Excerpts from an interface dataset
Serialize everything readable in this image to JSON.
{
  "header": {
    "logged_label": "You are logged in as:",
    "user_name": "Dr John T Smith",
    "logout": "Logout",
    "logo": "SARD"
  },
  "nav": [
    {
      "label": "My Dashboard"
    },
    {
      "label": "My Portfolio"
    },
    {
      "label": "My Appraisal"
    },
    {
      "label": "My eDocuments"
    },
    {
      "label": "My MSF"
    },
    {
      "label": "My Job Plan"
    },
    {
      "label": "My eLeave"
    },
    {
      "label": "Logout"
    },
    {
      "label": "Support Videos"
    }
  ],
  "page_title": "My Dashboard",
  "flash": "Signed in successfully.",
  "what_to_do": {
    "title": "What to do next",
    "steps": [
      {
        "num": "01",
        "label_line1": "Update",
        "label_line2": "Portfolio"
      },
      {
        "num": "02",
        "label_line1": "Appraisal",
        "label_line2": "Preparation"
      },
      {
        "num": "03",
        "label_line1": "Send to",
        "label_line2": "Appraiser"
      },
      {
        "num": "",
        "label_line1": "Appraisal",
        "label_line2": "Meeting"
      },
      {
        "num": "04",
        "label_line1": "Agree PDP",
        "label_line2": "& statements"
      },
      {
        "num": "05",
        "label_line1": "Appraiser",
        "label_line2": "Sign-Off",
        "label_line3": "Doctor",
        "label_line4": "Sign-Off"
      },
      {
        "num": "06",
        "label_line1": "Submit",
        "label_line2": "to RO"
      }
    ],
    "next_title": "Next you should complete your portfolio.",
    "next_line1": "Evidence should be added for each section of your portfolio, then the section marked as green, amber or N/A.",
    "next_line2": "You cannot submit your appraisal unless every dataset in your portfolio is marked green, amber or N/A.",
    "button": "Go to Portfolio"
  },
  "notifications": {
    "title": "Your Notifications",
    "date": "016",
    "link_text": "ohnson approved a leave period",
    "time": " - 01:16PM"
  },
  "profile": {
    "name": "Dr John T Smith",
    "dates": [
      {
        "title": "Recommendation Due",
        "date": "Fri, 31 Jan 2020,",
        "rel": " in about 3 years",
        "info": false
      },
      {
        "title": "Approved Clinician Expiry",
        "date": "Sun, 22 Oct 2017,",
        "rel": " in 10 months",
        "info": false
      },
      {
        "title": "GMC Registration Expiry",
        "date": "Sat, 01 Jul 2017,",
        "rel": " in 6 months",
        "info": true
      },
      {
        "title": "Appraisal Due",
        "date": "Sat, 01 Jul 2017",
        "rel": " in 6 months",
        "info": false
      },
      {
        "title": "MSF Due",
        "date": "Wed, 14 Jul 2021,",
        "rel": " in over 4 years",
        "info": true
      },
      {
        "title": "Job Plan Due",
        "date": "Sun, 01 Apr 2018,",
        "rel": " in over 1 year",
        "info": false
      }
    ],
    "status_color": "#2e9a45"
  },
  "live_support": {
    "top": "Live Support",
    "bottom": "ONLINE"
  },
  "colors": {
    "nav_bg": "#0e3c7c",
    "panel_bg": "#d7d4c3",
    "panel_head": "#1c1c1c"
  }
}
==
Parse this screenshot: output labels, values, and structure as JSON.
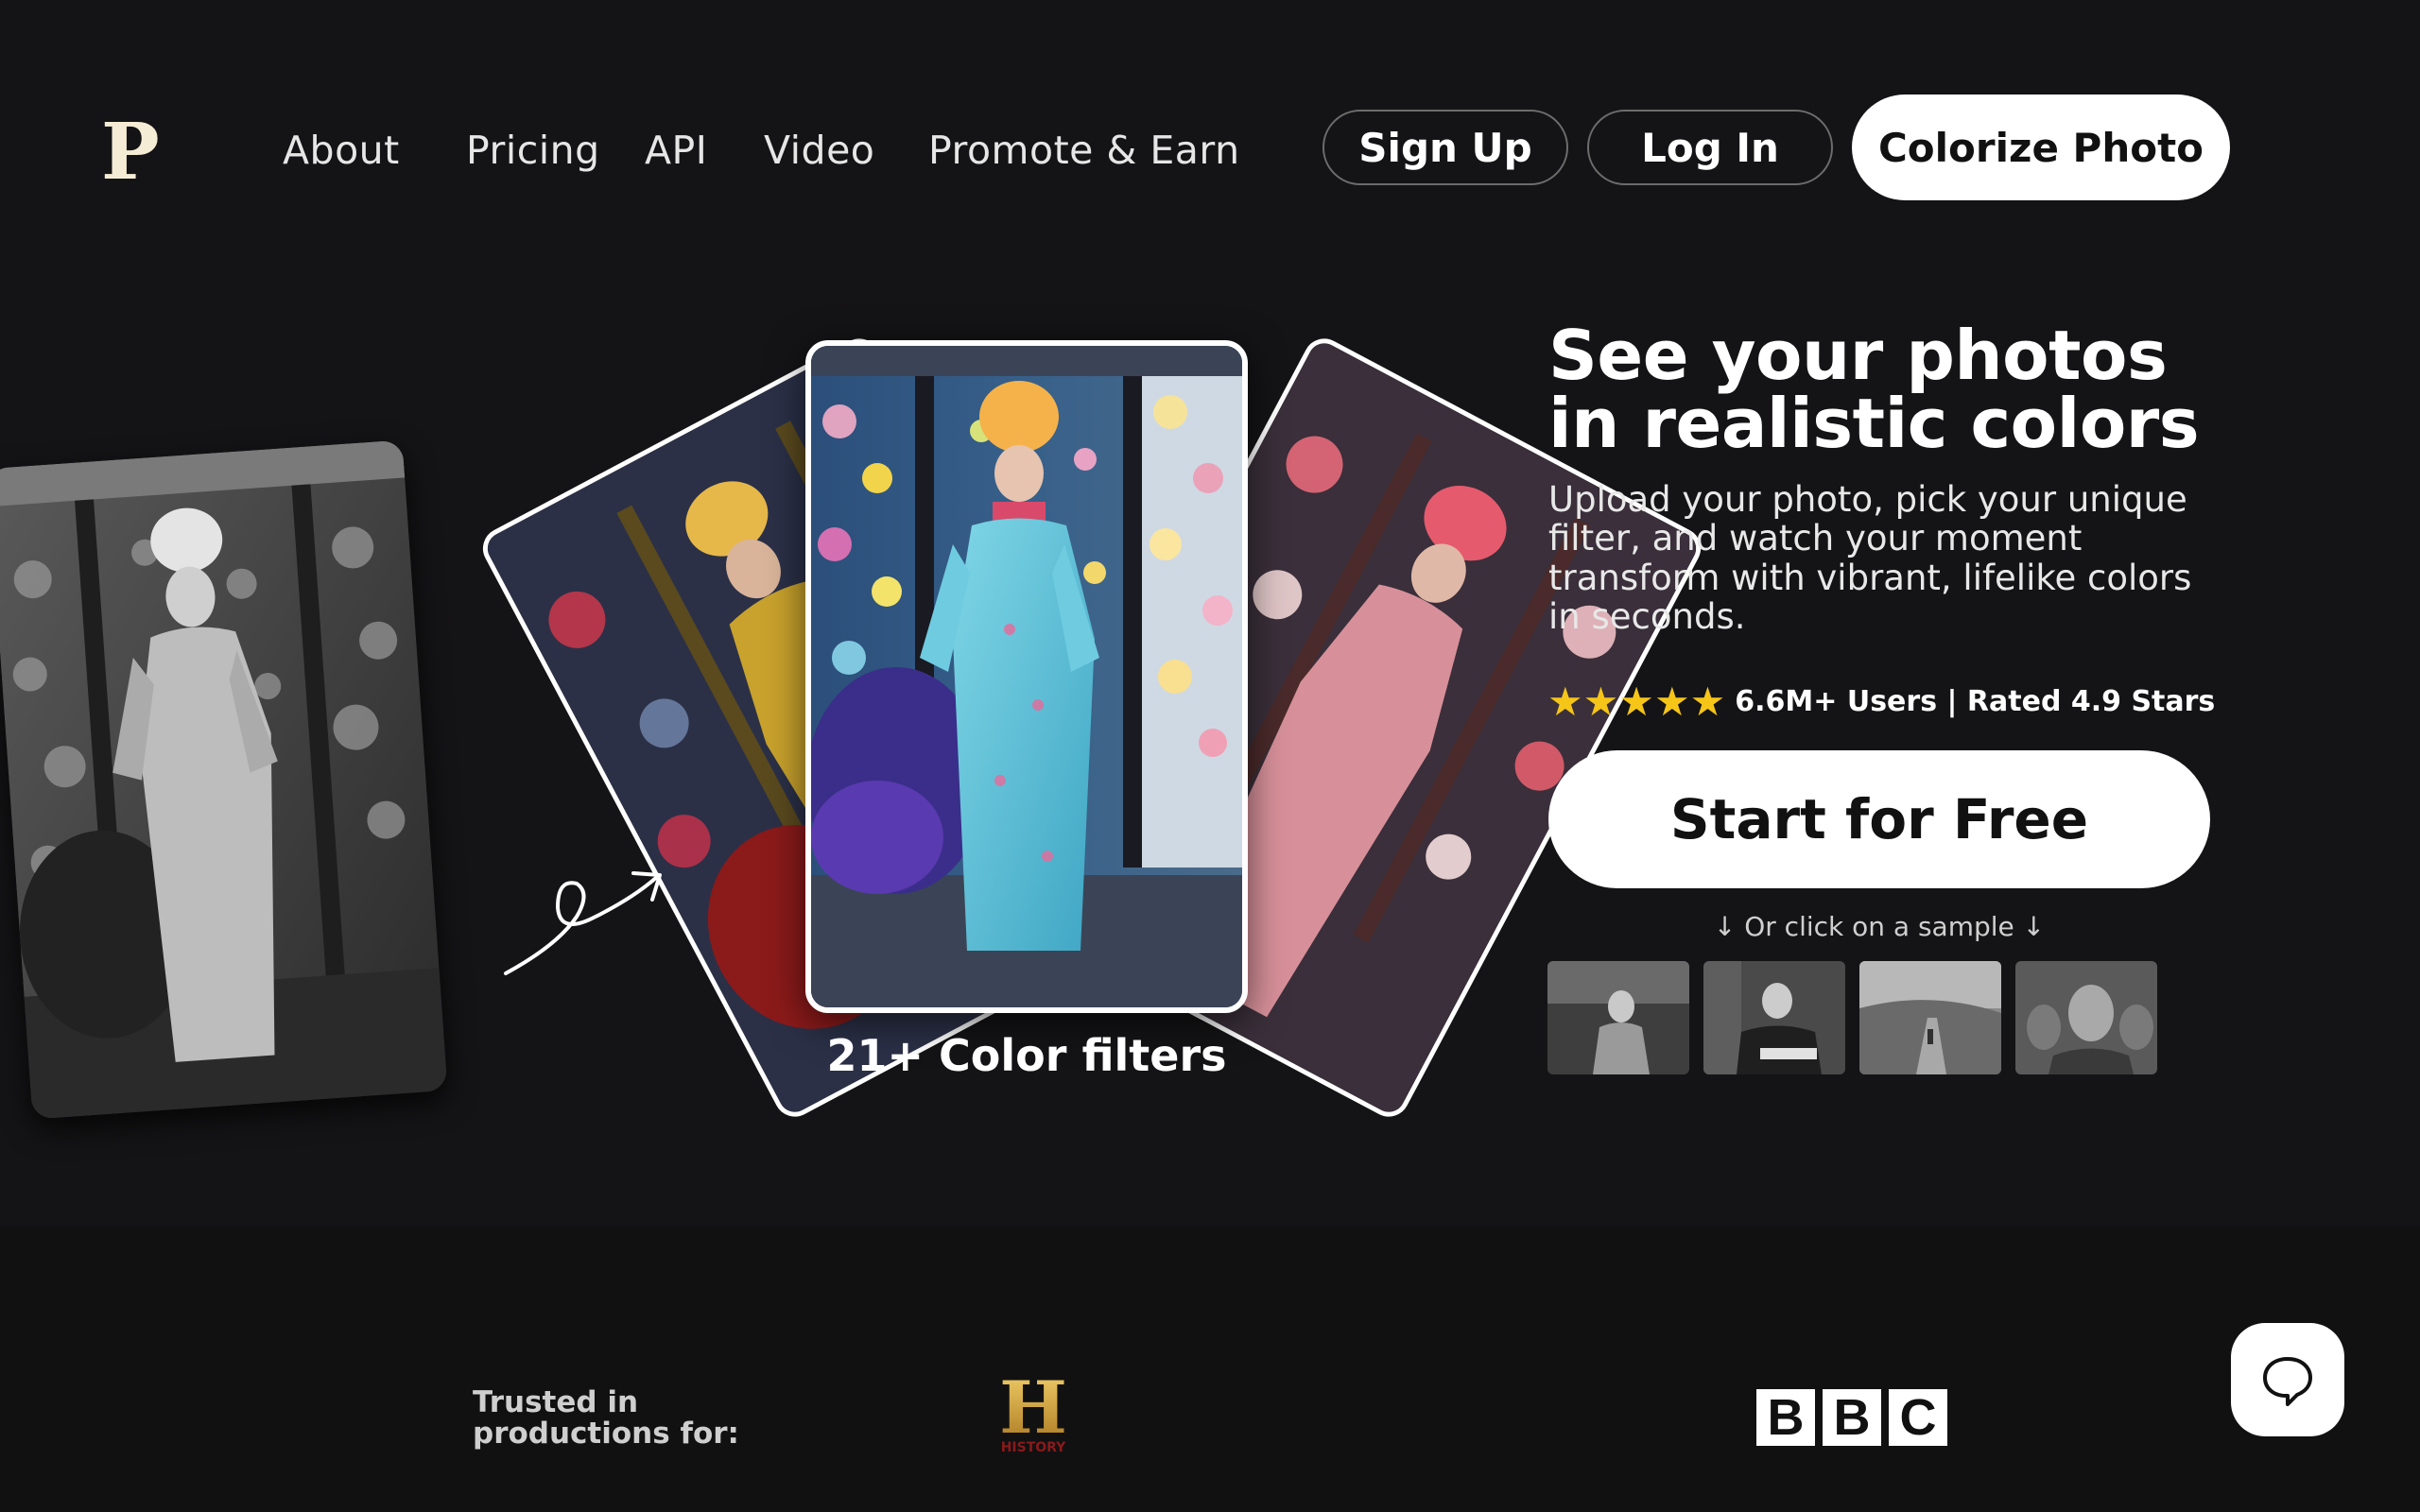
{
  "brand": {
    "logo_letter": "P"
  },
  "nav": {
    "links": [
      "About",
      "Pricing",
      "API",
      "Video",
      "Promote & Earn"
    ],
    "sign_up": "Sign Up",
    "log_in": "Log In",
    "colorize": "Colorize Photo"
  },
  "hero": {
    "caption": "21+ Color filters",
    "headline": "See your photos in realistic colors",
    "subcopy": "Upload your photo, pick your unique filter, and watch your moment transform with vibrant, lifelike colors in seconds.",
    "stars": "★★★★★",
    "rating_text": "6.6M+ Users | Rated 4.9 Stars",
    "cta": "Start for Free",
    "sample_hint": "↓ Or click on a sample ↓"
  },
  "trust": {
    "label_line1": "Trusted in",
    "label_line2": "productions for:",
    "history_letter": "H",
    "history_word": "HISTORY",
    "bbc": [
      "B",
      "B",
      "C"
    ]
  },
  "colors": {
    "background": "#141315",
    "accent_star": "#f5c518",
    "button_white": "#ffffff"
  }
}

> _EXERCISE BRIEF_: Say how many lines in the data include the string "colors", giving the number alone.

> _THE ANSWER_: 4